Looking at that link, I notice ``Full-speed (12Mbps) usb device''. I don't know whether the USB 2.0 mentioned elsewhere in there means it'll go even faster on the USB side if USB 2.0 is available, but if it doesn't, it won't be able to keep up with a fast ethernet PCI NIC.
My preference goes out to digital-now-intel 21143 (`tulip') cards, and the intel pro 10/100 (8255x and 8256x) cards, 3com 905c after that, then the rest, and way way way after that, anything realtek or its clones(!). For a server 3com 980 is also an option because its hardware does checksum offloading, but you won't notice gains from that in casual use, just like most people don't notice the low realtek performance.
That's all about 10/100 cards. If you can find a GigE card cheap and it isn't realtek I'd probably go for it (eg intel, broadcom, syskonnect). I have to say I'm not up to speed on relative GigE NIC performance so maybe someone else can chip in with experience there.
Another way to increase performance is to reduce the traffic needs. Specialised backup software can reduce the amount of data that needs to be transferred. Or moving the tapedrive or getting an extra dvd burner might be options as well. It's all in how you organize things.
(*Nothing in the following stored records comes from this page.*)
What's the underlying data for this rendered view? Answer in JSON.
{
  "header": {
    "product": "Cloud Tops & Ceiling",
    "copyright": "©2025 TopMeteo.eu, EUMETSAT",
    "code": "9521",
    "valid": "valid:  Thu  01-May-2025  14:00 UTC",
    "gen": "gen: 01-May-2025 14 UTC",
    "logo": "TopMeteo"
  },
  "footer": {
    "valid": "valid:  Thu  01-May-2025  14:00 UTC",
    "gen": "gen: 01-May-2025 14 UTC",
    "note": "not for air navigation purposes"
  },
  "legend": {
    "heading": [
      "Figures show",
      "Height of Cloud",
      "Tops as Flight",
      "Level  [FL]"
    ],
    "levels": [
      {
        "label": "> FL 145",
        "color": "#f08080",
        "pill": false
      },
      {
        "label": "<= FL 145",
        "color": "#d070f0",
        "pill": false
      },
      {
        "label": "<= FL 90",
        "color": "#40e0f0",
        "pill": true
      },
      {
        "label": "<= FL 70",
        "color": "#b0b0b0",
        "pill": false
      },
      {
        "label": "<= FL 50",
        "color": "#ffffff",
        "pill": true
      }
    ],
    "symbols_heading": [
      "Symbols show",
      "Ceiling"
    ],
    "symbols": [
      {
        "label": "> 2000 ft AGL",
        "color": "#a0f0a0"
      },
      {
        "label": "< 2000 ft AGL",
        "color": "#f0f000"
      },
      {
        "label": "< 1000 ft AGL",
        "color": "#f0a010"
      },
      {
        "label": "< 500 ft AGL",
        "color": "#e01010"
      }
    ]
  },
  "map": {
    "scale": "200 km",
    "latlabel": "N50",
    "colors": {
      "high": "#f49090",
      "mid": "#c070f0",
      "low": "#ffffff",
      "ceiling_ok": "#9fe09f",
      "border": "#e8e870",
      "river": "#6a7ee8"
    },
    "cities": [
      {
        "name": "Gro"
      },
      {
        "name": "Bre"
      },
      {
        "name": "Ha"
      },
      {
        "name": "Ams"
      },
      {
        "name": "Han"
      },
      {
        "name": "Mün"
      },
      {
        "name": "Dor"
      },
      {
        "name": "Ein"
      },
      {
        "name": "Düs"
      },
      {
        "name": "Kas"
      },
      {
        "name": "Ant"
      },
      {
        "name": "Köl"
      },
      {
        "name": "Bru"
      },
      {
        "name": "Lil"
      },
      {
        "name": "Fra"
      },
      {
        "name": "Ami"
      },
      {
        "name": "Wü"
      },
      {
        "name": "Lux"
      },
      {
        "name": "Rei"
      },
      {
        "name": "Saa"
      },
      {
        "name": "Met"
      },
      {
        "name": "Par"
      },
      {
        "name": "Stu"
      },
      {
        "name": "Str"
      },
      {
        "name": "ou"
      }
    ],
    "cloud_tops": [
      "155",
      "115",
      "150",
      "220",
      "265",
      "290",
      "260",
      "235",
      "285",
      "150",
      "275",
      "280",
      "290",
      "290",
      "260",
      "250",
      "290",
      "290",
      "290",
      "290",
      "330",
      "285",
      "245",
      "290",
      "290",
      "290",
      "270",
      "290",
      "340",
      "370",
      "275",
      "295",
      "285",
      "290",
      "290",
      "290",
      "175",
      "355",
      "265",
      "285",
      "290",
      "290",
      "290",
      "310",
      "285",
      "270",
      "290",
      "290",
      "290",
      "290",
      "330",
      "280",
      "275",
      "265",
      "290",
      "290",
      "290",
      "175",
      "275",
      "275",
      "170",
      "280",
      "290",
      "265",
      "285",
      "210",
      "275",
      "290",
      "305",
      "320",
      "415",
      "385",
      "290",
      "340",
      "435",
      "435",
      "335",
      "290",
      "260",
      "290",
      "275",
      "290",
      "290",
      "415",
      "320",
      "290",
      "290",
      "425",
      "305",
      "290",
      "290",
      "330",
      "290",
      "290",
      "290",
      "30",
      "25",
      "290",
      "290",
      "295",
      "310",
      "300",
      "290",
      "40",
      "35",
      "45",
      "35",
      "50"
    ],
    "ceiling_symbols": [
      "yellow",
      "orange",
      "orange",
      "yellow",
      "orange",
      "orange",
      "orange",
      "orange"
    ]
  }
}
I can't tell from here where there are additional bottlenecks, if any. If that machine is the slower of the two, check that it too has a reasonably fast NIC, and not a realtek. If it has an ISA 10Mbit card, you won't see gains. If the disk is fast in theory but the disk controller is not, you won't see gains either. And so on and so forth.
For example, someone complained his two fast machines with a good quality NIC each didn't get the full performance out of the shared internet link. Turned out the router/firewall/gateway was an old leftover box with two realtek cards in it. In that case, moving the realteks to the newer machines and putting the better cards in the gateway saw satisfactory improvements for little effort and no cost.
And then there's the network infrastructure to condsider. If you have an old 10Mbit hub to tie it all together, no amount of GigE NICs is going to help you, unless and until you also get a GigE switch.
That depends a bit on your traffic patterns. For example, GigE NICs driving a 100Mbit link can outperform fast ethernet NICs if the traffic consists of mostly small packets.
You probably will see some gains, especially if both the disk controller and NIC are on 64bit and/or 66MHz PCI. Whether it will likely be worth it someone else can say better than I can, altough that someone would probably need more detailed information as well. Whether it'll be worth it to you is something else again.
 The design is by digital, but intel acquired the plans and sold them under its brand for a while too.